*DIRECTIONS*.
A verbatim reproduction of all the entries is needed.

*SUPPLIED RECORDS*.
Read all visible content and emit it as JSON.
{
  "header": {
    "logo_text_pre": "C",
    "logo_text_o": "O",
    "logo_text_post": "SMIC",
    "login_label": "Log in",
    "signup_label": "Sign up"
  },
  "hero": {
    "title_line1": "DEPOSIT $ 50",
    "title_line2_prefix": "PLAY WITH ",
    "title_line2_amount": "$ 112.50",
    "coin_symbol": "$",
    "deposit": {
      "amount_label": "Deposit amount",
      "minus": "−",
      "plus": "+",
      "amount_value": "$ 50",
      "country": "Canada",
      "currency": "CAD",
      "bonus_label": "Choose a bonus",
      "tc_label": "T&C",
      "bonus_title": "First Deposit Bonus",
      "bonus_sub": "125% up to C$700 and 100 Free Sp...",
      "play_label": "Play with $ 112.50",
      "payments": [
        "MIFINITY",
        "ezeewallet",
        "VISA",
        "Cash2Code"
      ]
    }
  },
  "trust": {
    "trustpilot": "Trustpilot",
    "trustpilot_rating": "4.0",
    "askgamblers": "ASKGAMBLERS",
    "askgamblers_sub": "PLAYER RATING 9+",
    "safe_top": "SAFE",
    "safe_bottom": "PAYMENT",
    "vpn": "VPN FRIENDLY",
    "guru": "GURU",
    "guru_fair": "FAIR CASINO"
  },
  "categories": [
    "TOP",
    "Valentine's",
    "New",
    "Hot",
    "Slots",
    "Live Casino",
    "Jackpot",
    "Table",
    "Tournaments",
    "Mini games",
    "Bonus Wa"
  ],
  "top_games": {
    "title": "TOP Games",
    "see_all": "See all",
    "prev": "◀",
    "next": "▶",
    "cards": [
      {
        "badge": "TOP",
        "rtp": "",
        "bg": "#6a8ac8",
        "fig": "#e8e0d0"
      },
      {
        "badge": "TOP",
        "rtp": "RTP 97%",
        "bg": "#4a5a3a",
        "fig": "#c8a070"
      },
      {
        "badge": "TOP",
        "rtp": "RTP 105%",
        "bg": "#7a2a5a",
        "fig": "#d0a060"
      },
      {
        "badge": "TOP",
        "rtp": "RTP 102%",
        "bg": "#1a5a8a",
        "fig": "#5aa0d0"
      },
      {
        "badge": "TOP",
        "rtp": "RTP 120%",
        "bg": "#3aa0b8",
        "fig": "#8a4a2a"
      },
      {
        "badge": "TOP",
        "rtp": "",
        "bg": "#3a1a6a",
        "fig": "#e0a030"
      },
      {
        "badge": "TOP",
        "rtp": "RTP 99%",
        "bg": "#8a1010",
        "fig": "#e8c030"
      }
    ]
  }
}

*YOUR SOLUTION*.
Read all visible content and emit it as JSON.
{
  "header": {
    "logo_text_pre": "C",
    "logo_text_o": "O",
    "logo_text_post": "SMIC",
    "login_label": "Log in",
    "signup_label": "Sign up"
  },
  "hero": {
    "title_line1": "DEPOSIT $ 50",
    "title_line2_prefix": "PLAY WITH ",
    "title_line2_amount": "$ 112.50",
    "coin_symbol": "$",
    "deposit": {
      "amount_label": "Deposit amount",
      "minus": "−",
      "plus": "+",
      "amount_value": "$ 50",
      "country": "Canada",
      "currency": "CAD",
      "bonus_label": "Choose a bonus",
      "tc_label": "T&C",
      "bonus_title": "First Deposit Bonus",
      "bonus_sub": "125% up to C$700 and 100 Free Sp...",
      "play_label": "Play with $ 112.50",
      "payments": [
        "MIFINITY",
        "ezeewallet",
        "VISA",
        "Cash2Code"
      ]
    }
  },
  "trust": {
    "trustpilot": "Trustpilot",
    "trustpilot_rating": "4.0",
    "askgamblers": "ASKGAMBLERS",
    "askgamblers_sub": "PLAYER RATING 9+",
    "safe_top": "SAFE",
    "safe_bottom": "PAYMENT",
    "vpn": "VPN FRIENDLY",
    "guru": "GURU",
    "guru_fair": "FAIR CASINO"
  },
  "categories": [
    "TOP",
    "Valentine's",
    "New",
    "Hot",
    "Slots",
    "Live Casino",
    "Jackpot",
    "Table",
    "Tournaments",
    "Mini games",
    "Bonus Wa"
  ],
  "top_games": {
    "title": "TOP Games",
    "see_all": "See all",
    "prev": "◀",
    "next": "▶",
    "cards": [
      {
        "badge": "TOP",
        "rtp": "",
        "bg": "#6a8ac8",
        "fig": "#e8e0d0"
      },
      {
        "badge": "TOP",
        "rtp": "RTP 97%",
        "bg": "#4a5a3a",
        "fig": "#c8a070"
      },
      {
        "badge": "TOP",
        "rtp": "RTP 105%",
        "bg": "#7a2a5a",
        "fig": "#d0a060"
      },
      {
        "badge": "TOP",
        "rtp": "RTP 102%",
        "bg": "#1a5a8a",
        "fig": "#5aa0d0"
      },
      {
        "badge": "TOP",
        "rtp": "RTP 120%",
        "bg": "#3aa0b8",
        "fig": "#8a4a2a"
      },
      {
        "badge": "TOP",
        "rtp": "",
        "bg": "#3a1a6a",
        "fig": "#e0a030"
      },
      {
        "badge": "TOP",
        "rtp": "RTP 99%",
        "bg": "#8a1010",
        "fig": "#e8c030"
      }
    ]
  }
}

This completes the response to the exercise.